The third phase, all-in for power (2014 to 2018), builds on some of the issues in the previous phase that could potentially crack the first ever substantive coalition which is Paktan Rakyat. These included Hudud, Kajang move and a divisive effort to remove one state assembly person for Anwar to run in Selangor and be made MB. Against this backdrop, Anwar’s second conviction in 2015 and the death of Nik Aziz in PAS, a critical spiritual leader, led to a break up of Pakatan Rakyat and formation of Pakatan Harapan using Amanah to replace PAS. It was also the period of the re-emergence of Mahathir, which brought up questions such as whether PKR would work with its arch-rival and whether Anwar will still be the prime minister candidate. While Anwar’s letter from prison in 2016 indicated that the party should not work with Mahathir, a photo of Anwar shaking Mahathir’s hand at the High Court was a critical signalling to party members, especially Otai Reformasi, the long-time members, to accept Mahathir.

Mr Chai then covered the last phase, lessons of restraints (2019-2022). Mr Chai considered the beginning of this period as one fraught with “internal and external anxiety”. With a focus on power handover from Mahathir to Anwar across the country, Mahathir employed broad terms such as “over two years” and there was no specific timeline spelled out before 2018. There was also cartel festering within the party, with Azmin Ali’s faction protesting—they disagreed with Anwar’s leadership council appointments and refused to attend meetings, creating division within the party. The split was so strong that there was a parallel congress in 2019 ran by Anwar and Azmin Ali separately, the Sheraton Move in 2020 which unleashed a period of uncertainty. Before the 2022 elections, Mr Chai noted an obvious shift in PKR’s approach, from multi-cornered fight and working with everyone to restraint. However, the coalition big-tent mindset allowed them to work with UMNO, GPS and others which eventually allowed Anwar to become prime minster. Mr Chai thus concluded this section by noting that PKR is a party of paradoxes, one of restraint but also one that takes opportunities where needed.

Zooming out, Mr Chai identified PKR’s core characteristics. These include the big tent approach to power (internally, a multiracial party and externally, working with others to form a coalition), middle-ground approach to policies, and it being a loose organisation led by charismatic personalities. For example, Adam Adli who entered a few months before elections won the Youth Chief of Party and was rewarded quickly. Finally, Mr Chai looked at potential trajectories of PKR after Anwar. He observed that PKR does not like to talk about succession as it weakens Anwar’s position as the prime minister, risks breaking up coalition and unity government, and it goes against the unique emotional bond to Anwar. Mr Chai said that the question will likely only surface after Anwar has decided to step down and decided like any other party: within a short timeframe, with the second-in-line most likely, with the blessing of Anwar.

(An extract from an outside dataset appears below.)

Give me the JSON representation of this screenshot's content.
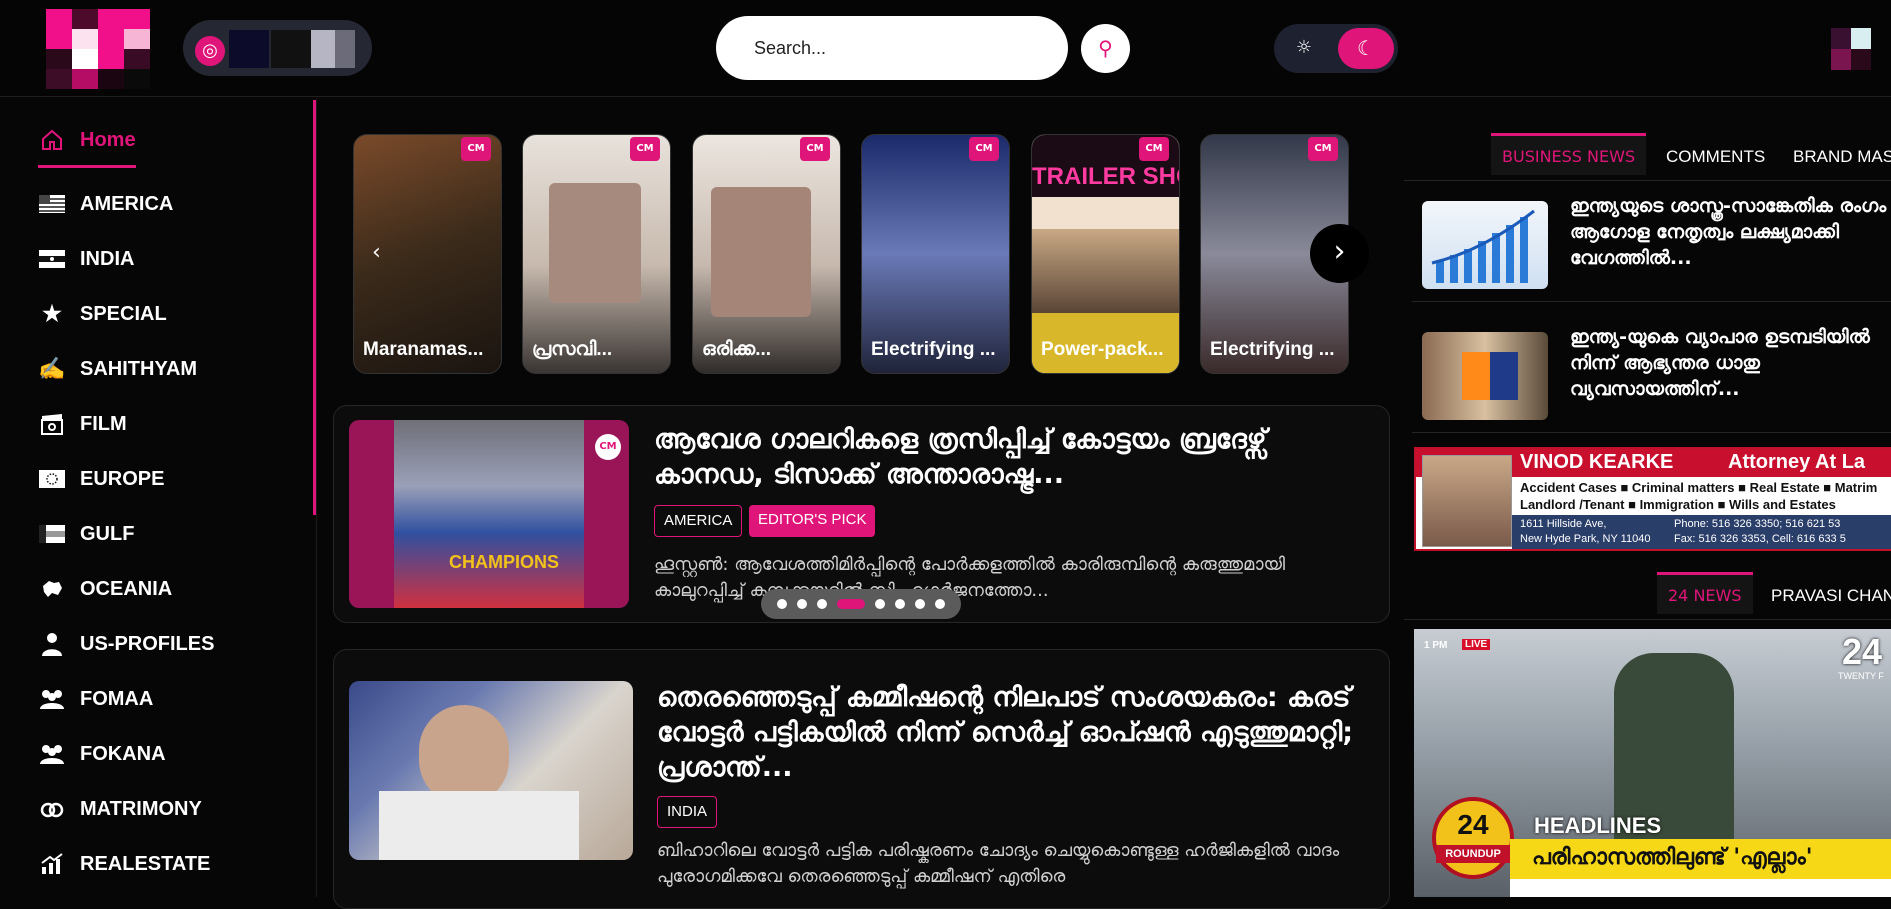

The webinar proceeded to a Q&A session. Mr Chai fielded questions including: the party culture given an influx of people with no commitment to struggle, winning Malay support, the impact of the rise of political Islam, factionalism compared to other Malaysian parties, and succession. Malaysia Studies Programme Coordinator Dr Francis Hutchinson moderated this webinar, which attracted participants from the policy, business and academic communities.